Section 46, which is a really good measure, provides relief from capital gains tax for restructuring of farms. One of the historical problem we have faced in Ireland is the whole farm structure. The fragmentation issue is incredible. Having ones farm in different fragments is a high cost game as one must travel from one place to the other. It costs to move machinery and animals. One cannot build up necessary infrastructure because one does not have enough land around one’s parlour. This is a fabulous scheme and I am amazed it has not been thought of earlier. I advise the Minister to keep an open mind on the final date here and not to be wedded to the closing date in the Bill. Farmers have a tie to their land and it takes them a while to get their head around letting go of a part of their land and swapping it for another. The Minister merely must bear in mind that there might be a conflict until it sinks in properly that this is a good idea. I would watch it closely. It is something on which momentum could take a little while to build up.
I might have a look at section 56 regarding niche producers and micro-breweries, especially ones where there is micro-production of cider. Such business persons need a stimulus in early production and maybe we should look at them being allowed allowances.

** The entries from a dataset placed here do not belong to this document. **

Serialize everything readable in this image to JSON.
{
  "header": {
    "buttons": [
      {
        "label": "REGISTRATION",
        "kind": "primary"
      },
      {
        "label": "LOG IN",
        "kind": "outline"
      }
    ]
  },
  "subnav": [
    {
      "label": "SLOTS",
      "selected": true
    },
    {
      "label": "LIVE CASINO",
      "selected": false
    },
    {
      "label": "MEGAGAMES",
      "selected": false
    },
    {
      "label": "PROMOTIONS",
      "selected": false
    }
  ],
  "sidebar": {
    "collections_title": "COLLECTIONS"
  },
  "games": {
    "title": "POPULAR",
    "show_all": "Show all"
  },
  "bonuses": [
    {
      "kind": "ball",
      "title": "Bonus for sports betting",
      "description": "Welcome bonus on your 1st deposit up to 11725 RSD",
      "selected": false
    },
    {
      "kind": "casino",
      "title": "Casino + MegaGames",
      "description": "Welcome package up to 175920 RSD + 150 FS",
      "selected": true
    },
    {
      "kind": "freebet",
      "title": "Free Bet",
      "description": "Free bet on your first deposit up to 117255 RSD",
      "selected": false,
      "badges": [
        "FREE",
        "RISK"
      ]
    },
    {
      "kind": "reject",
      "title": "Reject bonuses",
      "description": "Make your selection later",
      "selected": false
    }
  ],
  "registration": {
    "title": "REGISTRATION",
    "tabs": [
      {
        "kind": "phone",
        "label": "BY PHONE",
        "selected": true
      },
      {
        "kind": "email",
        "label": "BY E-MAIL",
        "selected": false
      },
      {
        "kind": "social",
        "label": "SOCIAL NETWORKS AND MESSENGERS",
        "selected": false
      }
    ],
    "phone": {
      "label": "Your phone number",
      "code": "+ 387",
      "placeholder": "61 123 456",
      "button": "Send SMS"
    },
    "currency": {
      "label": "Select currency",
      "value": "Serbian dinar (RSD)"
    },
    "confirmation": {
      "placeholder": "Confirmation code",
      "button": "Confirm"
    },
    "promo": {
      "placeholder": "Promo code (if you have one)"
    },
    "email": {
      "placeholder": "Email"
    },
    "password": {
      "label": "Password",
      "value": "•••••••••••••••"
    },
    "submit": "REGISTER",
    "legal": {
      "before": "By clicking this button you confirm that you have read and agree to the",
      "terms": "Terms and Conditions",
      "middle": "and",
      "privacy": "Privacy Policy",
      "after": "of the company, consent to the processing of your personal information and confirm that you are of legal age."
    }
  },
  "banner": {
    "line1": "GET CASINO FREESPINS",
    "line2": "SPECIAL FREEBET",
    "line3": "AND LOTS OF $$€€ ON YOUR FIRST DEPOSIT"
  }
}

On section 59(1)(c), on carbon tax, I encourage the Minister to enter into discussions with the farm contractors’ associations regarding carbon tax on farms. It is only another spancel to production. Farmers do not have large incomes at present and this is something that needs to be looked at.
Maybe the Minister should consider tax reliefs for those who substitute fuel with carbon-neutral options because there are options out there. The reason I ask for tax reliefs in this area – these are quite specific – is because there are high capital costs in putting in place systems which replace diesel fuels in agri-production. It is akin to the inverse of section 59(1)(c). If it is good one way – as they say, sauce for the goose is sauce for the gander – it should work in both directions.
Section 71 relates to VAT. While this reduction, from 5.2% to 4.8%, looks innocuous, it has had a significant effect on the pig sector. I will go into more technical detail on this. The matter has generated much stress there. Maybe it needs to be exempted for that sector because it is on its knees.
I wish to address the issue of rates. For many people not involved in business, there is no appreciation of the issue. Rates need to be considered in totality. It is possible for a business to have huge ground cover and very low turnover. For such a business, rates could represent a major proportion of the profit whereas for a multinational on the same land, it would only represent a fraction of it total turnover. That needs to be borne in mind.